But the drama on the Borg cube has not lived up to its end of the bargain. It’s not due to the performances of its principal characters — Isa Briones and Harry Treadaway are putting in the work—but the vagueness of Soji’s purpose on the Cube and the duplicitousness of Narek’s seduction of her have driven my interest in their story to the finer points of the setting that story unfolds in. I require detail, and the Borg cube has plenty of it, from the shifting tiles on the walls to the regeneration alcoves lining deck after deck after deck to the mutilated faces of reclaimed Borg, some of whom look forlorn, some of whom look into the mirror after therapy and smile, glad for the rescue, for relief of some sort.

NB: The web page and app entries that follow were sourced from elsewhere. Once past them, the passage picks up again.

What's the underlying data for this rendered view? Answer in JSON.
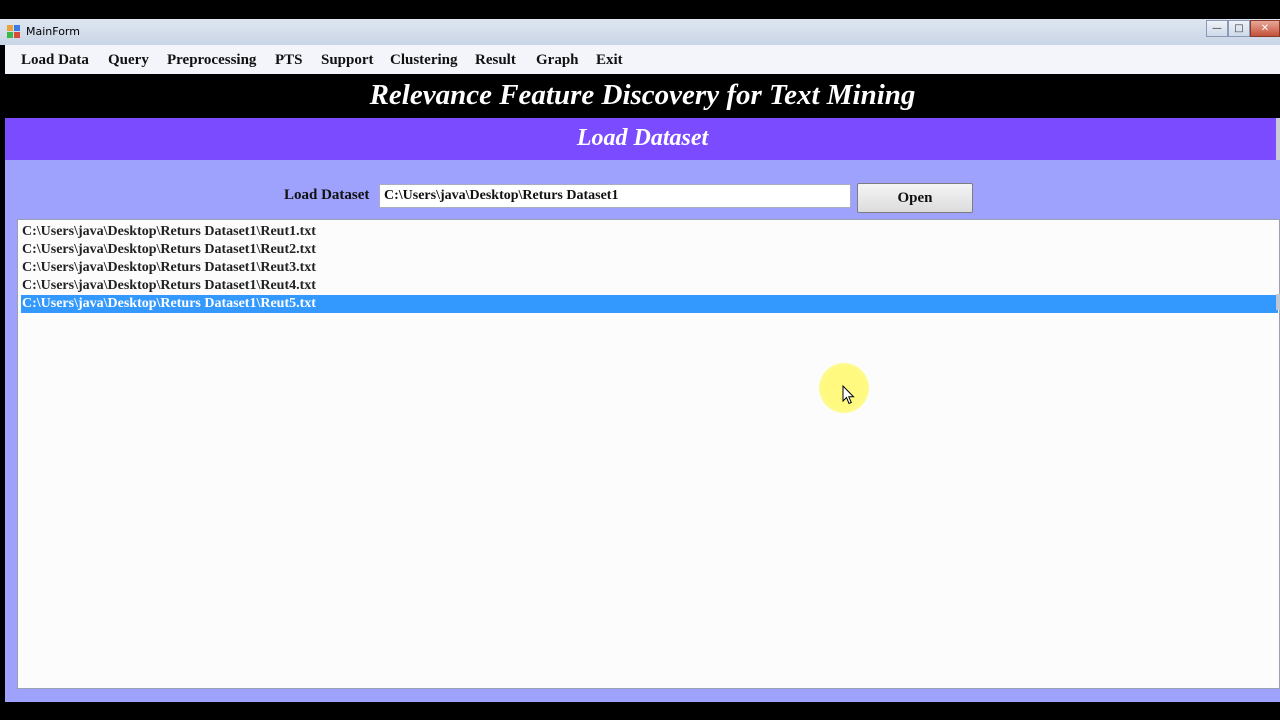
{
  "window": {
    "title": "MainForm",
    "controls": {
      "minimize": "—",
      "maximize": "□",
      "close": "✕"
    }
  },
  "menu": {
    "items": [
      "Load Data",
      "Query",
      "Preprocessing",
      "PTS",
      "Support",
      "Clustering",
      "Result",
      "Graph",
      "Exit"
    ]
  },
  "header": {
    "title": "Relevance Feature Discovery for Text Mining",
    "subtitle": "Load Dataset"
  },
  "form": {
    "label": "Load Dataset",
    "path_value": "C:\\Users\\java\\Desktop\\Returs Dataset1",
    "open_label": "Open"
  },
  "file_list": {
    "items": [
      "C:\\Users\\java\\Desktop\\Returs Dataset1\\Reut1.txt",
      "C:\\Users\\java\\Desktop\\Returs Dataset1\\Reut2.txt",
      "C:\\Users\\java\\Desktop\\Returs Dataset1\\Reut3.txt",
      "C:\\Users\\java\\Desktop\\Returs Dataset1\\Reut4.txt",
      "C:\\Users\\java\\Desktop\\Returs Dataset1\\Reut5.txt"
    ],
    "selected_index": 4
  },
  "colors": {
    "banner_bg": "#000000",
    "subbanner_bg": "#7b4cff",
    "panel_bg": "#9ea2fc",
    "selection": "#3399ff"
  }
}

Which pushes one’s mind back to Picard, who hasn’t been on a Borg cube, deactivated or otherwise, since his assimilation. To this point, Patrick Stewart has been asked to play a remorseful old man. Here, he’s tasked with portraying a man intentionally triggering his PTSD as a means of addressing his remorse. Some of this is addressed by quick-cutting Picard’s memories of Locutus into his panic attack, some by the sheer scale of the Cube, the industrial lighting making it unclear if the arms grabbing him from behind are trying to keep him from falling off a ledge or trying to reassimilate him. When he comes face-to-face with Hugh (Jonathan Del Arco), his relief — and Hugh’s joy — is palpable. Like his meeting with Seven in “Stardust City Rag,” it’s possible to see a way towards catharsis for Picard, something only half-achieved in TNG.
More Star Trek:
- A Cynic’s Guide to Star Trek: Voyager
- Get Ready for Picard With Our Star Trek Primer
- Star Trek: Picard Episode 5 “Stardust City Rag” Review: Heist in Space
Things Fall Apart
As Picard deals with who he is, Narek leads Soji through a Romulan meditation practice designed to reveal who she is to herself. His goal, obviously, isn’t helping her—his sister has tasked him with finding out where the other synths, if they exist, are. She makes it past the programming that’s been blocking her full vision of a recurring nightmare, sees herself on a workbench, looks up through a skylight to see two moons, and that’s all that’s needed. Sure, Narek looks kind of pained when he walks out of the meditation center, filling it with a kind of poisonous gas, but to this point Picard hasn’t done a great job of making its tortured bad man interesting. It’s a real tripping point of prestige format television, and it’s one this show keeps fumbling.
Now racing towards its conclusion, Picard can no longer hide its flaws with nostalgia for the character’s past. The plot disagrees — next week promises the return of Will Riker and Deanna Troi — but Soji will be with him, pursued by Narek, the gears turning that plot needlessly complicated and obfuscated. Yes, television has changed, and Star Trek with it, but the show has always performed better when the unknown was beyond explored space, not hinging on a plot twist. “The Impossible Box” is an episode with neither, and no matter how much texture it adds to the universe, it’s just another point of transition in a series already too full of them.